How long do I have to wait for my tax return?
The IRS understands the importance of processing tax returns and issuing refunds quickly. We have processed all error-free returns received before October 2021 and continue to process returns that require manual review due to errors. We continue to redirect tax returns and taxpayer correspondence from locations that are late to locations where more staff are available, and we are taking other steps to minimize delays.
Tax returns are opened and processed in the order received. As the return is processed, whether filed electronically or on paper, it may be delayed due to error, including errors regarding salvage rebate credit and tax credit. child tax, missing information, or suspected identity theft or fraud. If we can fix it without contacting you, we will. If we need more information or if you need to verify that it was you who sent the tax return, we will write you a letter.
Resolving these issues can take 90-120 days depending on the speed and accuracy of your response, and the ability of IRS staff trained and working within social distancing requirements to complete processing your return.
What should I do if I haven’t received my return yet?
In most cases, no further action is needed, but you can check Where’s my refund? or you can check your account. If you filed your request electronically and received an acknowledgment of receipt, you do not need to do anything other than respond promptly to any request for information. If you filed on paper, check Where is my refund? If it tells you that we have received your return or that we are processing or reviewing it, we are processing your return, but it may be under review.
If you submitted your file before October 2021 and Where is my refund? has no information, your return has been opened but work has not started. We are working hard to complete carry-over inventory.
Please do not file a second tax return or contact the IRS about the status of your return.
What is the IRS status of processing Form 1040-X, Amended Individual Tax Returns?
As of June 4, 2022, we had 2.1 million unprocessed Form 1040-Xs. We process these returns in the order received and work hard to go through the inventory. The current lead time may be longer than 20 weeks instead of 16.
Please do not file a second tax return or contact the IRS about the status of your amended return. Taxpayers should continue to check Where is my amended return?
What is the status of unemployment benefit exclusion corrections?
The IRS continues to review returns for the 2020 tax year and process corrections for taxpayers who paid taxes on unemployment compensation, to exclude compensation from income if eligible .
To date, the IRS has issued more than 11.9 million refunds totaling $14.6 billion. Some taxpayers will receive refunds, while others will see the overpayment applied to taxes owing or other debts.
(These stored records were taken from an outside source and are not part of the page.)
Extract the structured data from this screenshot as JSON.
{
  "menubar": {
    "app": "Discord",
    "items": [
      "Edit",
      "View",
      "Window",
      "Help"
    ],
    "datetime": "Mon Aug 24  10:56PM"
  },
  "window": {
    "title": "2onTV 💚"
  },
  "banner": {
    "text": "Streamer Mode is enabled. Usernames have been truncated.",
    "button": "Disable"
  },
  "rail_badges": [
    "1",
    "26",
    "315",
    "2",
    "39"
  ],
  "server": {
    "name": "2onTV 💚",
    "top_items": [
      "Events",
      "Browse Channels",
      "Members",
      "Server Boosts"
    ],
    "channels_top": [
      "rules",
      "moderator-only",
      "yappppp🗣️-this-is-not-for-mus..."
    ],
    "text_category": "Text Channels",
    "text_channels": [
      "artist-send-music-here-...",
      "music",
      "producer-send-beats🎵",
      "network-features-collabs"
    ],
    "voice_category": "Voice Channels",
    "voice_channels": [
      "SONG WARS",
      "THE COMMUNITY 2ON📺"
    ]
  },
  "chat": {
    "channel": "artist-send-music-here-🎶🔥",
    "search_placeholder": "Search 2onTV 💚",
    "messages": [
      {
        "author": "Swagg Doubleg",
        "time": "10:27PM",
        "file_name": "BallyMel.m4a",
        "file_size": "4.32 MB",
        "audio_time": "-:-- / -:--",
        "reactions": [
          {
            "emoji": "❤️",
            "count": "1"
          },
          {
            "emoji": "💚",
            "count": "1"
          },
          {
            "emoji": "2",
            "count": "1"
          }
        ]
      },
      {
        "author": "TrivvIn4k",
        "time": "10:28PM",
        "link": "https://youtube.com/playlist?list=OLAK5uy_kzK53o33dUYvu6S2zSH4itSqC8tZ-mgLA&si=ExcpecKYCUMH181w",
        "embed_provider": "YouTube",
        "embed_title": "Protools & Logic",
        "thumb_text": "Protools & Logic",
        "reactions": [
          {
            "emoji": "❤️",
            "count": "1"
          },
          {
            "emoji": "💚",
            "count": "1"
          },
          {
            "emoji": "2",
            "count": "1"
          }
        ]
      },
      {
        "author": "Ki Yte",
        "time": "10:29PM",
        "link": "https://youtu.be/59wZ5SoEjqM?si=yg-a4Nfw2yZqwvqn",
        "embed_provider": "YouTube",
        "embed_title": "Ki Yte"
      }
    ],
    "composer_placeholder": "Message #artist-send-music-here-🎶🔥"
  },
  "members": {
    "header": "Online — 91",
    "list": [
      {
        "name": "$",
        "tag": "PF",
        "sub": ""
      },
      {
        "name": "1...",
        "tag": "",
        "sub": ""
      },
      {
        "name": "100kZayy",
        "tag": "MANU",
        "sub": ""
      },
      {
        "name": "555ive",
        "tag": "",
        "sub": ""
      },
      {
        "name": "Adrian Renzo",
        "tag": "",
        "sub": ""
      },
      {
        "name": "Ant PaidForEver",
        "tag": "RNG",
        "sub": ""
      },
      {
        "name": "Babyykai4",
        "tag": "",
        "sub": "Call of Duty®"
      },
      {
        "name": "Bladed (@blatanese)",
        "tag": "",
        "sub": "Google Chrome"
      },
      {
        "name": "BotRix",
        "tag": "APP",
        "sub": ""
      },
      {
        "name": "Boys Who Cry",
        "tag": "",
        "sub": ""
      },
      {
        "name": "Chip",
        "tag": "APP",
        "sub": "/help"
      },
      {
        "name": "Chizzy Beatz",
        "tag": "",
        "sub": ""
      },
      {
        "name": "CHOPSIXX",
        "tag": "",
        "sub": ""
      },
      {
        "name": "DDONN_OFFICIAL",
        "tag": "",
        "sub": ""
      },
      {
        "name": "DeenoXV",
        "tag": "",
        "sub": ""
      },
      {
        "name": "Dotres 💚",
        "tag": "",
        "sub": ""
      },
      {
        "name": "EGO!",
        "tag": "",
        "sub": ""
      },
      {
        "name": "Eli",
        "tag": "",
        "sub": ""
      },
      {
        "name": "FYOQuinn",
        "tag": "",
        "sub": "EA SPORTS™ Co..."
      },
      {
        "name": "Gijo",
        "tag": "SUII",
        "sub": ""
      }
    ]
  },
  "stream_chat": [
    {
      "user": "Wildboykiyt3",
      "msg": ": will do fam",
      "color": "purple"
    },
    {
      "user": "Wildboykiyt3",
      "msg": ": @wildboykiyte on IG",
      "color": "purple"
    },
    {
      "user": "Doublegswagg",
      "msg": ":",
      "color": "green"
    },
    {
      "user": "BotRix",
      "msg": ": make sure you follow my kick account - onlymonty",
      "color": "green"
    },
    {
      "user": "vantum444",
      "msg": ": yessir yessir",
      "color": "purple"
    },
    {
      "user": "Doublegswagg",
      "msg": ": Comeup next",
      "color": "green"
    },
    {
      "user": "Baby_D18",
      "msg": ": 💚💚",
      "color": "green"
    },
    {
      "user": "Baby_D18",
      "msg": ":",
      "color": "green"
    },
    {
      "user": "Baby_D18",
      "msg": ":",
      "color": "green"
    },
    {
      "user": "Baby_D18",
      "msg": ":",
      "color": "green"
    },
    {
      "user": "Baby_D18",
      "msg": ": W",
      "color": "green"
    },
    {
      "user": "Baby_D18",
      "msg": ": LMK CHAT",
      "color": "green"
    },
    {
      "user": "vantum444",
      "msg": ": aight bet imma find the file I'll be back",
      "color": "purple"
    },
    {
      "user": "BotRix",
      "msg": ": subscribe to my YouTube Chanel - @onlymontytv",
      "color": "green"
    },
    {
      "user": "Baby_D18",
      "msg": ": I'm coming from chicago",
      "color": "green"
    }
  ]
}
The IRS will send a letter to affected taxpayers notifying them of the corrections, usually within 30 days of the completion of the corrections. See the 2020 Unemployment Benefit Exclusion FAQ for more information.
Beacon Journal reporter Betty Lin-Fisher can be reached at 330-996-3724 or [email protected] Follow her @blinfisherABJ on Twitter or www.facebook.com/BettyLinFisherABJ To see her most recent stories and columns, go to www.tinyurl.com/bettylinfisher